President Donald Trump is expected to end the Deferred Action for Childhood Arrivals, (DACA) on Tuesday. The Obama-era program grants work permits to undocumented immigrants who arrived in the country as children.
Tuesday’s deadline was set by several Republican-led states to repeal DACA or face a lawsuit over what Congress views as the federal government’s failure to enforce immigration laws.
President Trump’s expected announcement will likely rally his base, specifically by emphasizing his broader campaign message about the importance of securing the border with tougher immigration laws. Ending DACA is likely to be one of the most contentious decisions set forth by the Trump administration—opposed by leaders of both parties and the political establishment more broadly.
The average DACA recipient is 22 years old, employed, and a student (AFP)
The White House and Congress not wanting to take ownership of ending DACA or backlash for the fate of the approximately 800,000 undocumented immigrants benefiting from DACA point fingers at each other. Though most Republicans believe that rolling back DACA is a solid legal decision, the process would set into motion issues surrounding the emotional strain and anxiety within the undocumented and Hispanic community. Utah Sen. Orrin Hatch joined Ryan in cautioning Trump against rolling back the program.
Senior White House aides met Sunday afternoon to discuss Trump’s decision to end DACA, which could likely ignite a political firestorm. By ending DACA, Trump is fulfilling one of his core campaign promises.
Trump has faced harsh criticism and warning from members of his party not to scrap the program.
Senior Republicans urging Trump not to end DACA
Several senior Republican are urging President Trump not to end DACA, the Obama-era executive order that protects about 800,000 undocumented immigrants who came to the U.S. as children from deportation. They’re also saying it’s time for Congress to pass legislation to protect the “DREAMERS.”
Speaker Paul Ryan: “These are kids who know no other country, who were brought here by their parents and don’t know another home.
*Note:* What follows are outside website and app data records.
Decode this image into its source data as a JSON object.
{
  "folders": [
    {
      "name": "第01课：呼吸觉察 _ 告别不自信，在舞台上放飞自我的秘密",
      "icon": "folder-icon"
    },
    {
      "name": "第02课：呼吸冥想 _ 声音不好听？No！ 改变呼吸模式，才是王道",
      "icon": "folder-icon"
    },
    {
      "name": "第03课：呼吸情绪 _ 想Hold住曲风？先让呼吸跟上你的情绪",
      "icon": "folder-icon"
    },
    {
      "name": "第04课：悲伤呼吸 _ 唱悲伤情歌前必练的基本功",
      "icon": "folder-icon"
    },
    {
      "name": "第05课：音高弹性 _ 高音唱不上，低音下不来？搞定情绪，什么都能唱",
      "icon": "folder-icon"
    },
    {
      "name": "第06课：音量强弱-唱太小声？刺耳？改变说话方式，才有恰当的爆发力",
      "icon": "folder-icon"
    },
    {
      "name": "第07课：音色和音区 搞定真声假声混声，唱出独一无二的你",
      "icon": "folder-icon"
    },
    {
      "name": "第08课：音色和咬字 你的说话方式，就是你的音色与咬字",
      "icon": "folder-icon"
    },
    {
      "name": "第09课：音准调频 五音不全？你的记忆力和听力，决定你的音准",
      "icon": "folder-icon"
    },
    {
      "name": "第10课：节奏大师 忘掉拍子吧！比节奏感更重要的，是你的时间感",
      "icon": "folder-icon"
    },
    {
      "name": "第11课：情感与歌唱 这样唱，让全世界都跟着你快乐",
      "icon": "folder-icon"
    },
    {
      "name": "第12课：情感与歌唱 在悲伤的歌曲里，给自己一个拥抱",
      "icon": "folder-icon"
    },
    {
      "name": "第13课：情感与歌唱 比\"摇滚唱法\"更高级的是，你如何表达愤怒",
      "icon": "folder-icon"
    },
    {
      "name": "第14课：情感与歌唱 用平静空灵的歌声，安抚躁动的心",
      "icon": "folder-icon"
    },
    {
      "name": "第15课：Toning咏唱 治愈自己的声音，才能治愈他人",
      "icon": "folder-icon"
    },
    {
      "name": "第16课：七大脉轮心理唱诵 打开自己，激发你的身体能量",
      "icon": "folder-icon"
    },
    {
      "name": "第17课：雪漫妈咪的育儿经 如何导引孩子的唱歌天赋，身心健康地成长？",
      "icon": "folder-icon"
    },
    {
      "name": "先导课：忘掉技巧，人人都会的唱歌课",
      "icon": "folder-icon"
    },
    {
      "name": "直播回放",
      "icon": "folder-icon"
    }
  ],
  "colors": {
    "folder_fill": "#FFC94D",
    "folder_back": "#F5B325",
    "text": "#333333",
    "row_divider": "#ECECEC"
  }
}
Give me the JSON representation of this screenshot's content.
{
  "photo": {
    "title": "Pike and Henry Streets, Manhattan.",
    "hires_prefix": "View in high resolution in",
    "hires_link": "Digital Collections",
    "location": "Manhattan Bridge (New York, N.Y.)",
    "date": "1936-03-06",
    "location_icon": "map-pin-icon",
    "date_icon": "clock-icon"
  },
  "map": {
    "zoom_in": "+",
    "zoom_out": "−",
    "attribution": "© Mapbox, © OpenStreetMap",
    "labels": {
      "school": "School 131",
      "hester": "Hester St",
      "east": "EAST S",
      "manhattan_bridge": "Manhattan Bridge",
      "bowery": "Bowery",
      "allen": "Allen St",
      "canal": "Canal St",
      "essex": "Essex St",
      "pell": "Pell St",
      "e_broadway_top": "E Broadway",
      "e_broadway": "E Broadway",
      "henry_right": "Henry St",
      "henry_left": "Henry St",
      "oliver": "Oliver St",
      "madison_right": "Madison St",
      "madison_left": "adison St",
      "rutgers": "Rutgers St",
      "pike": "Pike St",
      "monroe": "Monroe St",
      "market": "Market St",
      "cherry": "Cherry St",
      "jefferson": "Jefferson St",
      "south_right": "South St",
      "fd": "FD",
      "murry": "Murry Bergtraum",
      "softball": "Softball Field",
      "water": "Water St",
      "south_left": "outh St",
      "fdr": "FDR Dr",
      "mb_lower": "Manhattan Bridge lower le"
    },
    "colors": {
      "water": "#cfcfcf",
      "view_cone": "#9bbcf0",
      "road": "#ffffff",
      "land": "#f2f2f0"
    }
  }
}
And so I really do believe there that there needs to be a legislative solution.”
Sen. Orrin Hatch: “We need a workable, permanent solution for individuals … who have built their lives here.”
Florida Gov. Rick Scott: “These kids must be allowed to pursue the American Dream, and Congress must act on this immediately.”
Sen. Jeff Flake: “Congress needs to take immediate action to protect DACA kids.”
Sen. Marco Rubio: “My hope is that as part of this process we can work on a way to deal with this issue and solve it through legislation, which is the right way to do it and the constitutional way to do it,” Rubio told CNN in June.
California is home to approximately 220,000 “Dreamers” more than any other state, putting those affected by Trump’s decision at risk for deportation—making the stakes even higher for the group of immigrants.
Attorney General Jeff Sessions, responsible for writing immigration law, reportedly helped persuade President Trump to terminate the program, according to White House aides, who also said that the president’s decision to end DACA was not set in stone until an official announcement is made.
The White House will delay the enforcement of Trump’s decision for six months, which would give Congress a window to act accordingly. A senior White House official said that chief of staff John Kelly, who has headed West Wing policy process on the issue, “thinks Congress should’ve gotten its act together a lot longer ago.”
Many on the right, even those who support protections for children entering the US illegally through no fault of their own, argue that DACA is unconstitutional because former President Barack Obama carried it out unilaterally instead of working through Congress.
Trump’s expected decision to scrap DACA presents another challenge for Ryan and fellow congressional Republicans, facing an end-of-September deadline to avert a government shutdown, government debt default and challenges with the Hurricane Harvey relief package, and a major tax reform push.
Trump’s decision to end the DACA program comes on the heels of White House press secretary, Sarah Huckabee Sanders, statement on Friday pointing out the decision has been weighing on the president, who in recent months has said, “the Dreamers should rest easy.”
“We love the Dreamers,” Trump said Friday when asked by a reporter if Dreamers should worry. “We love everybody.”
Trump has also faced pressure from Texas Attorney General Ken Paxton and several other Republican-led states to end the program before Sept. 5. In a letter to Sessions, Paxton said that if the program were rescinded by the deadline, the Republican-led states — which include Alabama, Arkansas, Kansas, Idaho, Louisiana, Nebraska, South Carolina and West Virginia, would drop threats of a lawsuit against the federal government. Critics say the program wrongfully rewards people who are in the country illegally, granting them de facto “amnesty.”
DACA implemented five years ago as an executive order under then-President Obama provided temporary deportation relief, work permits, and in some states, driver’s licenses to undocumented immigrants who entered the country illegally as children. Supporters considered Obama’s executive order at the time, as a stand-alone victory in the decades-long push for comprehensive immigration reform.
By LeNora Millen 09-04-17